My niece Jen teaches English in a small Pre-K through Adult School district in a small town (pop. 8000) in northern Spain. The town is most notable for its Romanesque church, its castle ruin, and its cookie factory, the largest in Europe.
Each morning Jen begins her day with a class of 3-5 year olds, held in the basement of the school. The classroom’s walls are covered with colorful posters and student artwork. The letters of the alphabet with pictures (A, Apple, B, Book) ring the tops of the bulletin boards. The classroom is divided by a long two-sided bookcase into two halves. On one side are several small round tables with chairs, on the other side are a playhouse, a large rug, and a smartboard. Except for the smartboard, it looks a lot like the kindergarten my children attended in California.
The children begin to arrive at 9AM. They exchange “good morning” with Jen, hang up their coats, and go to sit around the rug. T he five-year-olds wear purple gingham smocks with their names embroidered in purple along the front. The Pre-K group of 3 t0 4 –year-olds wear bright red smocks with yellow piping and a blue screen printed border, with their names embroidered in yellow.
Jen starts up the smartboard, which is a combination whiteboard, computer touch screen, and video player. A young man with a guitar appears on the screen to lead the children in a good morning song, while Jen helps the younger children settle in place and makes sure they are paying attention. One of the Pre-K students, Xavier, is Class Leader for the day. He leads the class through several phonics-based games using the touchscreen.
“The smartboard is great,” Jen whispers to me. “It’s like having another teacher in the room. Every class in the school has one.”
Next the students practice reciting a poem which they will present at the school’s Open House in a week. Afterward they break up into groups to color pictures for the presentation. Everything is done and said in English. The three-year-olds are still making mistakes; the four and five-year-olds are nearly flawless.
During her break, Jen takes me on a tour of the school. In the 6th grade class, each of the students is working with his own notebook computer. I am feeling a bit envious – this little town’s school seems as well equipped as those of Silicon Valley, and the 3-year-olds are already learning English. Here is a country that really puts value on education!
Later, while walking back to Jen’s house from the school, we meet one of her friends. He is an attractive young man of about thirty, who speaks excellent English and has an MBA from one of the best universities in Spain. He still lives with his parents.
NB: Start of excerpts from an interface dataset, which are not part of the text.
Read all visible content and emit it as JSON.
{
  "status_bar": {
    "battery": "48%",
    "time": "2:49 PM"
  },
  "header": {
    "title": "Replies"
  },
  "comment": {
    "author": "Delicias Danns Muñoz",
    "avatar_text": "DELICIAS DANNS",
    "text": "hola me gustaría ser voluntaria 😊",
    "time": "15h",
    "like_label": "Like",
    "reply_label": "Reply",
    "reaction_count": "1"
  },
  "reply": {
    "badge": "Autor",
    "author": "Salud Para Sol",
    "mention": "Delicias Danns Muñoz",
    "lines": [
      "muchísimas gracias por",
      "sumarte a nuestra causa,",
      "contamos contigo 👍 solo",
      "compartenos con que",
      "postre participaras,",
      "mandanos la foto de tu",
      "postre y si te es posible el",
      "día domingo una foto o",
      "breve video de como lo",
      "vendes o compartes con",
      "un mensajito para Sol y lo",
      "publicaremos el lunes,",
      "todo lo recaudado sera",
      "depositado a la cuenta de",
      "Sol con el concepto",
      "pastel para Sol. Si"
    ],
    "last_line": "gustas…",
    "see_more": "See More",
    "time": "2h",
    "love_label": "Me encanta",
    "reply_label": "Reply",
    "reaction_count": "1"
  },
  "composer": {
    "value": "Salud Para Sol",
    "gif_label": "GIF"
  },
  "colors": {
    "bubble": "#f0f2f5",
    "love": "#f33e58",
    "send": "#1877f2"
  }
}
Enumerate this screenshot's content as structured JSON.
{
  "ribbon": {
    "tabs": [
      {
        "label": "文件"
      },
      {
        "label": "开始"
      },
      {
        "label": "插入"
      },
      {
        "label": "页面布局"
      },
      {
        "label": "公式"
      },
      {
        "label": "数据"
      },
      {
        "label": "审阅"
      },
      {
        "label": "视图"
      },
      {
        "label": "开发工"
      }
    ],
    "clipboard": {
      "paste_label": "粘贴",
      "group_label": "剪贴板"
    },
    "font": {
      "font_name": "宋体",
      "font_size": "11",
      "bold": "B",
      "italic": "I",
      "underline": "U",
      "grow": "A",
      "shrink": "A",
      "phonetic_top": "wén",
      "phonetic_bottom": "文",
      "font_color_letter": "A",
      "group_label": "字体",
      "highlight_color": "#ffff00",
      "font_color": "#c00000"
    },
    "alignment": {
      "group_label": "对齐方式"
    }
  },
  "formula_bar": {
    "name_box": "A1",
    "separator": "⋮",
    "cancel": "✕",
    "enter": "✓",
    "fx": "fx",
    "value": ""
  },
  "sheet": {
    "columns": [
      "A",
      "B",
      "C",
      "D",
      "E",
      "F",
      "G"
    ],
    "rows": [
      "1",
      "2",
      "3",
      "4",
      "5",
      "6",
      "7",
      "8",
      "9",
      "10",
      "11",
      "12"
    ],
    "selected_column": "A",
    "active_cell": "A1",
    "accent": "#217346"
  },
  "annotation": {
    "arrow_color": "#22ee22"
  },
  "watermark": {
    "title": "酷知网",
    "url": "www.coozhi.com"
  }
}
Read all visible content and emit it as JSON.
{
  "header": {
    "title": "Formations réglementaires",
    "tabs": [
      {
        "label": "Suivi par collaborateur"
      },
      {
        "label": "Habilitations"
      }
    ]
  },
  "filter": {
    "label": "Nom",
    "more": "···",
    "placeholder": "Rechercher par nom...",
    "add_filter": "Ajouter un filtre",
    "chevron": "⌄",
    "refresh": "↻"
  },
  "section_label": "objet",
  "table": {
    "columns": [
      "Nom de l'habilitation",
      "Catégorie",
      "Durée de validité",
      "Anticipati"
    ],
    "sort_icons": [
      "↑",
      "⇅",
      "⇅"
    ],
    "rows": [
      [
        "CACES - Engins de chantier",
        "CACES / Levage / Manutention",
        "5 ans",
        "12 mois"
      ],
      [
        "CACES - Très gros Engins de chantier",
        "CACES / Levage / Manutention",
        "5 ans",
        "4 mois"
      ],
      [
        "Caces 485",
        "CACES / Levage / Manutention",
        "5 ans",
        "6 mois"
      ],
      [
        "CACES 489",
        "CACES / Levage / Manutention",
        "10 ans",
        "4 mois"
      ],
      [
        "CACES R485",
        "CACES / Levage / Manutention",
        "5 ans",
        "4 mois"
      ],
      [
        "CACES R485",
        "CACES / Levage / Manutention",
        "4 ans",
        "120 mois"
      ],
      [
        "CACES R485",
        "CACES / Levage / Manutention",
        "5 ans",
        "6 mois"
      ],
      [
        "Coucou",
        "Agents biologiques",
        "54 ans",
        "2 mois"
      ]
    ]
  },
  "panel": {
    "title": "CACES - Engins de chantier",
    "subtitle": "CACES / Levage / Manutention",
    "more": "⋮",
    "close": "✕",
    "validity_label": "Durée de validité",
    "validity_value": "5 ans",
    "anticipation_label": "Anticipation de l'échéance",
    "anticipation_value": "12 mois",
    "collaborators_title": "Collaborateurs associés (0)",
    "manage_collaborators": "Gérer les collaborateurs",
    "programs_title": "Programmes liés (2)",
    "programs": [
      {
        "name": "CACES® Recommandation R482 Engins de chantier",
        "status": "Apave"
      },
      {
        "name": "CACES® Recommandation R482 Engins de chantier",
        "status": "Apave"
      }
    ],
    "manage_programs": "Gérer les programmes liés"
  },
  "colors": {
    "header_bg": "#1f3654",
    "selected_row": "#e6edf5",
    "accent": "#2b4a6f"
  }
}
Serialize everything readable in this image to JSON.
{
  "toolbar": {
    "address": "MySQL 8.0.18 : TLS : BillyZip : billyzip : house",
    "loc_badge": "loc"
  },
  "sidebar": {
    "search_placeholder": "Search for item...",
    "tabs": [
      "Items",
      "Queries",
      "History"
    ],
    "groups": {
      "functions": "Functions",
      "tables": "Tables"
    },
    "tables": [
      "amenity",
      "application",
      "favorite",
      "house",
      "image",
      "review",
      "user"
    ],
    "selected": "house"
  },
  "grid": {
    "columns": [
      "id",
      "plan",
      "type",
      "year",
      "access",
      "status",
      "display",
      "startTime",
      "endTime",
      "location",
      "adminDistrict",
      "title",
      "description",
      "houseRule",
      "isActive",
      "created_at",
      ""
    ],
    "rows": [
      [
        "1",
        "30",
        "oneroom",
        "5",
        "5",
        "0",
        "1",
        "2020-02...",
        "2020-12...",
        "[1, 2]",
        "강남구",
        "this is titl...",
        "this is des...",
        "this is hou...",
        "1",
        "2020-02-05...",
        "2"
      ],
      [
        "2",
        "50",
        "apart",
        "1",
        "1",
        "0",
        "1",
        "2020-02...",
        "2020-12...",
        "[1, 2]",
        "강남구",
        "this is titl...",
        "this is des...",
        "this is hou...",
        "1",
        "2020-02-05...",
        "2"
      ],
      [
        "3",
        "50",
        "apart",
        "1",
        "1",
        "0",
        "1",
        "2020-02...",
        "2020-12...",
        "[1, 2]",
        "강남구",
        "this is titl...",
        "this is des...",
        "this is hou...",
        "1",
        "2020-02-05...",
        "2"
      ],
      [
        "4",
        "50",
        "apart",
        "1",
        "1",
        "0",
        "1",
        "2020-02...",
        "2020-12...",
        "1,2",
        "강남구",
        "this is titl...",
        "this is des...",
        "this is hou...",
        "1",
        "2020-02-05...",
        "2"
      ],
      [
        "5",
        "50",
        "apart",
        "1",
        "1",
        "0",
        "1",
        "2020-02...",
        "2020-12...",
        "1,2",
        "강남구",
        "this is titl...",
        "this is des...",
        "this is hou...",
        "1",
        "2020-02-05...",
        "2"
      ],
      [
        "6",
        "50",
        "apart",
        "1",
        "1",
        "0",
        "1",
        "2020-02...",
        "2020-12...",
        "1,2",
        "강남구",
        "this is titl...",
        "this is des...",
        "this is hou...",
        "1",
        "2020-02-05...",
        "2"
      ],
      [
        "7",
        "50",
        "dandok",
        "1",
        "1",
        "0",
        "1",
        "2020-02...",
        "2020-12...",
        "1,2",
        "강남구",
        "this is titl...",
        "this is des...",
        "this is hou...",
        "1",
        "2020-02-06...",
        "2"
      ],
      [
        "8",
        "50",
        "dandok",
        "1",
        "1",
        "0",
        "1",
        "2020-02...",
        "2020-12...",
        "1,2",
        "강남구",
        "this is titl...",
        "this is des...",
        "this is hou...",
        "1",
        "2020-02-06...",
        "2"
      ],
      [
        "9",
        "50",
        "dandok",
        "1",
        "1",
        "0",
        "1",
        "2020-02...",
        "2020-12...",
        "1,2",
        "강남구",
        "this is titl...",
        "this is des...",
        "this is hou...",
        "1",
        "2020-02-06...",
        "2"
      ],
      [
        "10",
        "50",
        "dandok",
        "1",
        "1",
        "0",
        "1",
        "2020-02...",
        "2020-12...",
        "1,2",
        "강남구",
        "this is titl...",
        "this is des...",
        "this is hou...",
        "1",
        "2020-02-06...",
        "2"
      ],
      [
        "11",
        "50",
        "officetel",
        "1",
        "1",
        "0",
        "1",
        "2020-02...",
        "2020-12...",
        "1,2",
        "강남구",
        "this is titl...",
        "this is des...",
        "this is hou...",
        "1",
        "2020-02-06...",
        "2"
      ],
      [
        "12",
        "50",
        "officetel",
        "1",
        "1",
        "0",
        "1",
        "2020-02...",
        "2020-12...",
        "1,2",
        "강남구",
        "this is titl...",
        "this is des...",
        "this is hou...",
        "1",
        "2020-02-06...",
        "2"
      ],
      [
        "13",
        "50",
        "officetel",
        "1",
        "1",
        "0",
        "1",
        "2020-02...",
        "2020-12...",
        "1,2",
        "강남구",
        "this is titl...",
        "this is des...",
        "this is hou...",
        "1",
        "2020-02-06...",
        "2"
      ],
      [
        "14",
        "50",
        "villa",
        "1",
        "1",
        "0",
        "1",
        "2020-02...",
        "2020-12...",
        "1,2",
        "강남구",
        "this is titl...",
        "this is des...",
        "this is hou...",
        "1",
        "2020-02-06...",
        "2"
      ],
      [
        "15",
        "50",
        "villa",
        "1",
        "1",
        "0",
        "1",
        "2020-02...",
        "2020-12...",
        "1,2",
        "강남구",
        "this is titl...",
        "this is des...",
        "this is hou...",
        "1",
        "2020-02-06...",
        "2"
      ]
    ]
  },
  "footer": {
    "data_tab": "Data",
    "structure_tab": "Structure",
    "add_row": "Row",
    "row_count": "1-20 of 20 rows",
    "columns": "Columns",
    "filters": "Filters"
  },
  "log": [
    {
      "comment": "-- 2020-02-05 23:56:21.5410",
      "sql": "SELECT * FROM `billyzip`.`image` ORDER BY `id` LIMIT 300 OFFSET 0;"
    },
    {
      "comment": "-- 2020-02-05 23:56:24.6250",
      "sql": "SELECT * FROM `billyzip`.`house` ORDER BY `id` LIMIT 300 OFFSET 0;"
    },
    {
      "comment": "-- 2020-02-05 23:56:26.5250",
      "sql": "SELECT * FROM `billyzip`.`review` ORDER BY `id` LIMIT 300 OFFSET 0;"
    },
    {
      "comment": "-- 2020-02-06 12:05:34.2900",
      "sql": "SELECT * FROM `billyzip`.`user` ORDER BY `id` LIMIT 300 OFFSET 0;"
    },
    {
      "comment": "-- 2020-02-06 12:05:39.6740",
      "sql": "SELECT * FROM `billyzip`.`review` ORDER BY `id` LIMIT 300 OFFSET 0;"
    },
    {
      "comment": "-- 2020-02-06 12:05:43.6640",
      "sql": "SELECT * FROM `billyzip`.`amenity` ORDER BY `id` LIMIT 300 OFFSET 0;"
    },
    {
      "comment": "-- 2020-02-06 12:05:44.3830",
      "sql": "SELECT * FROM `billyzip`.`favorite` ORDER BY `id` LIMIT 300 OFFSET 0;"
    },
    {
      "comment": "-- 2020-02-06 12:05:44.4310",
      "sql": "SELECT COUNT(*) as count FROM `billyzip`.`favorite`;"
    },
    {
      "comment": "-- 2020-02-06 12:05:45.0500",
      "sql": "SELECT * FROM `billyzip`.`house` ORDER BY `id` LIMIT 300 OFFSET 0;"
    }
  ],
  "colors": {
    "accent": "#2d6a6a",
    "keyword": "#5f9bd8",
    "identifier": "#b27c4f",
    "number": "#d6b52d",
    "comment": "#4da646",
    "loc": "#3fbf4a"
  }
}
He has been looking for a job since getting his degree, but the best he has been able to manage in Spain’s economic meltdown is a part-time job on the night shift at the cookie factory.
What is the value of education, if it brings one no closer to one’s dreams?